Exercise directions>
Type out the data below in its entirety, exactly as given.

-- Exercise data follows --

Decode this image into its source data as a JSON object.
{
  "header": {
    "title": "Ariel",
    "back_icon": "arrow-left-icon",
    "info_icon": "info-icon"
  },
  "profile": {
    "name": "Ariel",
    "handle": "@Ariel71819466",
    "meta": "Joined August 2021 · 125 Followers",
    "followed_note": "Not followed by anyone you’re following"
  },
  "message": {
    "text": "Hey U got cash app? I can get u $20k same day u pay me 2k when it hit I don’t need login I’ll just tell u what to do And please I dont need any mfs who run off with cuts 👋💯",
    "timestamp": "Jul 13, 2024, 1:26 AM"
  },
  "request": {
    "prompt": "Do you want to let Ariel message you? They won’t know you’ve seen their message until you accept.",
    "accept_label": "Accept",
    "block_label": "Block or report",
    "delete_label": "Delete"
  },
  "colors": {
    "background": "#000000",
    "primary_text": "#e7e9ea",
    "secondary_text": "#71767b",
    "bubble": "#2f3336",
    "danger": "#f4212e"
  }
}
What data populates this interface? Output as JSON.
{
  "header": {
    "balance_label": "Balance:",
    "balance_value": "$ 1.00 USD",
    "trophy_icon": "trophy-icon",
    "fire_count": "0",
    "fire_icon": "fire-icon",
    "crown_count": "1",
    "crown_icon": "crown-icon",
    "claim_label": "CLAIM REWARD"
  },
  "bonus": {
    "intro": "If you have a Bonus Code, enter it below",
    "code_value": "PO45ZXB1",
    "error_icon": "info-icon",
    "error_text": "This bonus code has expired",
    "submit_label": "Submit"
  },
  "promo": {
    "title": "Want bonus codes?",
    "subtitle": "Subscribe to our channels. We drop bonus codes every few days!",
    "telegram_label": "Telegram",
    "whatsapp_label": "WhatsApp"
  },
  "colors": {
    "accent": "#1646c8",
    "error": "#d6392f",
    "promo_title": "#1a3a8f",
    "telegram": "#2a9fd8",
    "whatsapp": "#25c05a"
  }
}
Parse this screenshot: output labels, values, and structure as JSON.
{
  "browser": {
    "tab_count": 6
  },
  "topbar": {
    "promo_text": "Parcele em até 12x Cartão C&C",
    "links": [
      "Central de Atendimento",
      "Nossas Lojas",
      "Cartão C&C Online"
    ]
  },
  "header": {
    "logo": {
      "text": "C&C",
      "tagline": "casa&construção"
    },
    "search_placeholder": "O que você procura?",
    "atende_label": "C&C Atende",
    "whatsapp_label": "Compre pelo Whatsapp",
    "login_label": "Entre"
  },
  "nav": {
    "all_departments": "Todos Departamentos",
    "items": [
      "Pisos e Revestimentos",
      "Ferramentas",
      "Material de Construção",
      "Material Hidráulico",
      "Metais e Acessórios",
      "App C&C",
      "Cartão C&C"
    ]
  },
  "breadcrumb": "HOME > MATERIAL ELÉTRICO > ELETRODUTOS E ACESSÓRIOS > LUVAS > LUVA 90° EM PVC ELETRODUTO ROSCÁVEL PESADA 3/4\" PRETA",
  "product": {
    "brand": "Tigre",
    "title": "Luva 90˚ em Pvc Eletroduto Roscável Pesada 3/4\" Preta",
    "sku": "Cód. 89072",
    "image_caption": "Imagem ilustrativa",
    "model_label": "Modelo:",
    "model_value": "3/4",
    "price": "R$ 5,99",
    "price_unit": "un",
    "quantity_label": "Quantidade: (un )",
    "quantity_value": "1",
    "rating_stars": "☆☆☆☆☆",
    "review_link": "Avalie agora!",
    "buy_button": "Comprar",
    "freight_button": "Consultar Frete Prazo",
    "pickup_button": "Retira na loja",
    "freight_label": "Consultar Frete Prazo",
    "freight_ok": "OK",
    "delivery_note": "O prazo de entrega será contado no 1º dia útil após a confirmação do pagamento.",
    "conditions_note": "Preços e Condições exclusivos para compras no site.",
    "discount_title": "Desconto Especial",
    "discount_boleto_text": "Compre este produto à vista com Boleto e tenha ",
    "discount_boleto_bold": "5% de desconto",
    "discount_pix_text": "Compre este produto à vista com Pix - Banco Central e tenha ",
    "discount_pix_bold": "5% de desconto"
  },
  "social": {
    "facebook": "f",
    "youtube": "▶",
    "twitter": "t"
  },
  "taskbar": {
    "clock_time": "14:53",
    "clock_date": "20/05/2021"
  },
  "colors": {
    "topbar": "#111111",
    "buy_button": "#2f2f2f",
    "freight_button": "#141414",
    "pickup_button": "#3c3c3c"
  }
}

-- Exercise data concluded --

Output>
Decode this image into its source data as a JSON object.
{
  "header": {
    "title": "Ariel",
    "back_icon": "arrow-left-icon",
    "info_icon": "info-icon"
  },
  "profile": {
    "name": "Ariel",
    "handle": "@Ariel71819466",
    "meta": "Joined August 2021 · 125 Followers",
    "followed_note": "Not followed by anyone you’re following"
  },
  "message": {
    "text": "Hey U got cash app? I can get u $20k same day u pay me 2k when it hit I don’t need login I’ll just tell u what to do And please I dont need any mfs who run off with cuts 👋💯",
    "timestamp": "Jul 13, 2024, 1:26 AM"
  },
  "request": {
    "prompt": "Do you want to let Ariel message you? They won’t know you’ve seen their message until you accept.",
    "accept_label": "Accept",
    "block_label": "Block or report",
    "delete_label": "Delete"
  },
  "colors": {
    "background": "#000000",
    "primary_text": "#e7e9ea",
    "secondary_text": "#71767b",
    "bubble": "#2f3336",
    "danger": "#f4212e"
  }
}
What data populates this interface? Output as JSON.
{
  "header": {
    "balance_label": "Balance:",
    "balance_value": "$ 1.00 USD",
    "trophy_icon": "trophy-icon",
    "fire_count": "0",
    "fire_icon": "fire-icon",
    "crown_count": "1",
    "crown_icon": "crown-icon",
    "claim_label": "CLAIM REWARD"
  },
  "bonus": {
    "intro": "If you have a Bonus Code, enter it below",
    "code_value": "PO45ZXB1",
    "error_icon": "info-icon",
    "error_text": "This bonus code has expired",
    "submit_label": "Submit"
  },
  "promo": {
    "title": "Want bonus codes?",
    "subtitle": "Subscribe to our channels. We drop bonus codes every few days!",
    "telegram_label": "Telegram",
    "whatsapp_label": "WhatsApp"
  },
  "colors": {
    "accent": "#1646c8",
    "error": "#d6392f",
    "promo_title": "#1a3a8f",
    "telegram": "#2a9fd8",
    "whatsapp": "#25c05a"
  }
}
Parse this screenshot: output labels, values, and structure as JSON.
{
  "browser": {
    "tab_count": 6
  },
  "topbar": {
    "promo_text": "Parcele em até 12x Cartão C&C",
    "links": [
      "Central de Atendimento",
      "Nossas Lojas",
      "Cartão C&C Online"
    ]
  },
  "header": {
    "logo": {
      "text": "C&C",
      "tagline": "casa&construção"
    },
    "search_placeholder": "O que você procura?",
    "atende_label": "C&C Atende",
    "whatsapp_label": "Compre pelo Whatsapp",
    "login_label": "Entre"
  },
  "nav": {
    "all_departments": "Todos Departamentos",
    "items": [
      "Pisos e Revestimentos",
      "Ferramentas",
      "Material de Construção",
      "Material Hidráulico",
      "Metais e Acessórios",
      "App C&C",
      "Cartão C&C"
    ]
  },
  "breadcrumb": "HOME > MATERIAL ELÉTRICO > ELETRODUTOS E ACESSÓRIOS > LUVAS > LUVA 90° EM PVC ELETRODUTO ROSCÁVEL PESADA 3/4\" PRETA",
  "product": {
    "brand": "Tigre",
    "title": "Luva 90˚ em Pvc Eletroduto Roscável Pesada 3/4\" Preta",
    "sku": "Cód. 89072",
    "image_caption": "Imagem ilustrativa",
    "model_label": "Modelo:",
    "model_value": "3/4",
    "price": "R$ 5,99",
    "price_unit": "un",
    "quantity_label": "Quantidade: (un )",
    "quantity_value": "1",
    "rating_stars": "☆☆☆☆☆",
    "review_link": "Avalie agora!",
    "buy_button": "Comprar",
    "freight_button": "Consultar Frete Prazo",
    "pickup_button": "Retira na loja",
    "freight_label": "Consultar Frete Prazo",
    "freight_ok": "OK",
    "delivery_note": "O prazo de entrega será contado no 1º dia útil após a confirmação do pagamento.",
    "conditions_note": "Preços e Condições exclusivos para compras no site.",
    "discount_title": "Desconto Especial",
    "discount_boleto_text": "Compre este produto à vista com Boleto e tenha ",
    "discount_boleto_bold": "5% de desconto",
    "discount_pix_text": "Compre este produto à vista com Pix - Banco Central e tenha ",
    "discount_pix_bold": "5% de desconto"
  },
  "social": {
    "facebook": "f",
    "youtube": "▶",
    "twitter": "t"
  },
  "taskbar": {
    "clock_time": "14:53",
    "clock_date": "20/05/2021"
  },
  "colors": {
    "topbar": "#111111",
    "buy_button": "#2f2f2f",
    "freight_button": "#141414",
    "pickup_button": "#3c3c3c"
  }
}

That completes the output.